§ WHAT YOU WILL DO:
Please copy every line from the following entries in which the word "description" appears.

§ DATASET EXTRACT:
++++

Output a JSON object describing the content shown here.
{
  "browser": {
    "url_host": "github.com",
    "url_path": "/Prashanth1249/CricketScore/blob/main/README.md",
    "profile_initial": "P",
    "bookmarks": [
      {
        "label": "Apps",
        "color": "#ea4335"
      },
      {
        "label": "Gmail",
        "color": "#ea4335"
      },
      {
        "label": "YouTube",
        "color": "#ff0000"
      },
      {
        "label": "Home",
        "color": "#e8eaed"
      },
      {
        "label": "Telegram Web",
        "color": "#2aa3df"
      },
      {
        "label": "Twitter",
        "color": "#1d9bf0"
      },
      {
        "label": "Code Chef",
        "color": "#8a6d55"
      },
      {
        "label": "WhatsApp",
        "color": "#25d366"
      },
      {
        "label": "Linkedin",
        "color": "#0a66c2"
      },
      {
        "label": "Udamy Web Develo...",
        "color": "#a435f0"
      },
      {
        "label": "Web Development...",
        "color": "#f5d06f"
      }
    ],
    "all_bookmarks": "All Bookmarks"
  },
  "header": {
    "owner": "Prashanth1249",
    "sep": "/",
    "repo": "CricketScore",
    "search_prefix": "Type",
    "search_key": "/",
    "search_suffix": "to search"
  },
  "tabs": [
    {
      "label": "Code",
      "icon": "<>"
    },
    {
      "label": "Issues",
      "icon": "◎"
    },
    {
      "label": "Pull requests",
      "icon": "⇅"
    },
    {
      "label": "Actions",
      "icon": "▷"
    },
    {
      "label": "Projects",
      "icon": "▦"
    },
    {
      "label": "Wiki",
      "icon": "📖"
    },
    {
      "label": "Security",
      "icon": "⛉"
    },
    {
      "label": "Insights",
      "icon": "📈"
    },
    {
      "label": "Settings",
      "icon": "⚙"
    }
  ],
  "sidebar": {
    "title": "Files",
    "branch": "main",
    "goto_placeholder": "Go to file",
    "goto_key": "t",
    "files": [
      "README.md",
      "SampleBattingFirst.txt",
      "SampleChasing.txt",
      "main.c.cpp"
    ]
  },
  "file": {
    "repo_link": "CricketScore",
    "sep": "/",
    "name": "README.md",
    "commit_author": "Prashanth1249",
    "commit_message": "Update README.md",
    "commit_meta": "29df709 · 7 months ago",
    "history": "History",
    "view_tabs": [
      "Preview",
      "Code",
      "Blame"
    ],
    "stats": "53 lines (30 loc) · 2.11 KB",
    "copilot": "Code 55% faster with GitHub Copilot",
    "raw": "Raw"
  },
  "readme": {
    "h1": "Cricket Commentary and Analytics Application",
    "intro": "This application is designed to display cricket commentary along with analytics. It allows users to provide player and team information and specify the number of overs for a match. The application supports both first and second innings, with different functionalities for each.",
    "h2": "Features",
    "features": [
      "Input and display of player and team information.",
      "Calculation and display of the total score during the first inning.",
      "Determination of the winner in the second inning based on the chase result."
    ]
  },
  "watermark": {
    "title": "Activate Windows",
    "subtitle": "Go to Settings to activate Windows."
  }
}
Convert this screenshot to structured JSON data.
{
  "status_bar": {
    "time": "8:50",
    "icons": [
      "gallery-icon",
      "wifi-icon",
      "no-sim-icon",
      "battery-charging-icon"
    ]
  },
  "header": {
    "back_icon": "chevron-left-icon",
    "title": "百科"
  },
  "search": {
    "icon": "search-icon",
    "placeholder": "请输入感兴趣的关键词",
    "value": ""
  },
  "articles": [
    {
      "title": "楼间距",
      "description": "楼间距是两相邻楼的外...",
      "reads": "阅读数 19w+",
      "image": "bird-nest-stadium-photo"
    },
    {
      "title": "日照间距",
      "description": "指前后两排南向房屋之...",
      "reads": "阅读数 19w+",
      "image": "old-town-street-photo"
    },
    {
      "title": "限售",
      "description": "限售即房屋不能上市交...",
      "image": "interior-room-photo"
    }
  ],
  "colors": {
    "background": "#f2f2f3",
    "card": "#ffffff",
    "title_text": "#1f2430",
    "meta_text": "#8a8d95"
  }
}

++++

§ SOLUTION TO THE PROBLEM:
      "description": "楼间距是两相邻楼的外...",
      "description": "指前后两排南向房屋之...",
      "description": "限售即房屋不能上市交...",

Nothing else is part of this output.